Show me the data. Some plants have been operating with faster line speeds under a pilot project for years. They were processing 1,450 hogs per hour. The slower line speeds would max out at 1,106 hogs per hour. The Iowa State analysis predicts the fewer pigs going to market, the more backlog, which would drive prices down and hurt farmer profitability.

One example of that is at Seaboard Foods. They calculated that scaling back the line speeds would result in 126,000 excess market-weight hogs barreling out of the company’s production pipeline over the following ten months.

Where this goes: The National Pork Producers Council is urging USDA to intervene before the ruling takes effect at the end of June.

A Taxing Situation…

Yeah, the above is farmers everywhere reading deeper into proposed tax changes coming out of D.C over the past few weeks.

Senate Democrats have introduced a tax proposal poised to prevent the estate tax from dying out. The Sensible Taxation and Equity Promotion [STEP] Act would tax currently unrealized capital gains at death.

It’s a grim proposition for farmers, who account for 1.7% of current estate tax generation. The STEP Act would eliminate the stepped-up basis that heirs receive for property and include a $1 million per person exemption.

Translation: For all our fellow novice tax accountants out there, a stepped-up basis typically means big-time tax savings. Eliminate it, and Uncle Sam will be showing up at farm gates across the country looking for his fair share.

Under current law, heirs receive the stepped-up basis in an asset’s value, and after that, they pay capital gains tax only after they sell the asset and only on gains after the original owner’s death.

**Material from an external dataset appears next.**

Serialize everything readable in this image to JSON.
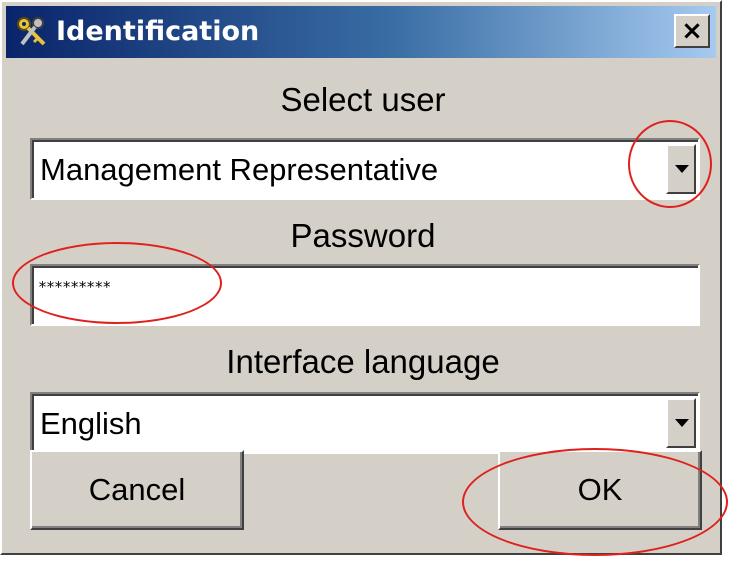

The act would eliminate that and add a tax for transferring assets – like tractors or grain – as if they were sold for fair market value, even while the farmer is still alive.

This might sound familiar because there’s been a lot of death tax buzz lately. The act comes less than a month after the Republican-backed Death Tax Repeal Act of 2021 was introduced to the House and Senate. What a coincidence.

What’s next: Significant debate is expected as the Biden administration weighs this act in the context of paying for a new infrastructure proposal. The STEP Act has to make it through a 50-50 Senate – so it’s a game of wait and see.